Work order:
When the word "Sanity" shows up in a line of the data below, copy that whole line.

Information:
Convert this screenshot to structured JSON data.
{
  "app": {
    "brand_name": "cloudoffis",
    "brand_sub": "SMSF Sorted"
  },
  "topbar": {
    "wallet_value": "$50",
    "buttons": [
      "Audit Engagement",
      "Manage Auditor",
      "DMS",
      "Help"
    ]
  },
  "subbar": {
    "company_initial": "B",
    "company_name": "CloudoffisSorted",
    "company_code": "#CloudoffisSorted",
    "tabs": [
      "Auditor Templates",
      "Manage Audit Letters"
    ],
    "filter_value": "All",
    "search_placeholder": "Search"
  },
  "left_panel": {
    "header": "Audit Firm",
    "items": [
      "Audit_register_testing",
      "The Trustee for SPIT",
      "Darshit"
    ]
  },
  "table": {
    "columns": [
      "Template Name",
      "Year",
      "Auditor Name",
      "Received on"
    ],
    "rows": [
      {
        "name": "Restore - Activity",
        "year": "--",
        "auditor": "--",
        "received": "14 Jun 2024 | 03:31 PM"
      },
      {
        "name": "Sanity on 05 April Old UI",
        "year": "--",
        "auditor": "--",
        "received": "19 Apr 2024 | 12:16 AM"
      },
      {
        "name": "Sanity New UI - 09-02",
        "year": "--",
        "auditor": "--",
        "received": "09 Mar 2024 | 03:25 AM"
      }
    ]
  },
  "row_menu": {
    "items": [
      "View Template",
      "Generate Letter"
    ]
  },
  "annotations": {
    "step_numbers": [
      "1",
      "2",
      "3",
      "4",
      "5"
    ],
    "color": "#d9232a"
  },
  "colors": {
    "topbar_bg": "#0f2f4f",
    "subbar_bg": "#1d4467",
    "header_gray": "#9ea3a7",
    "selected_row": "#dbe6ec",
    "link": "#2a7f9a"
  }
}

Exercise solution:
        "name": "Sanity on 05 April Old UI",
        "name": "Sanity New UI - 09-02",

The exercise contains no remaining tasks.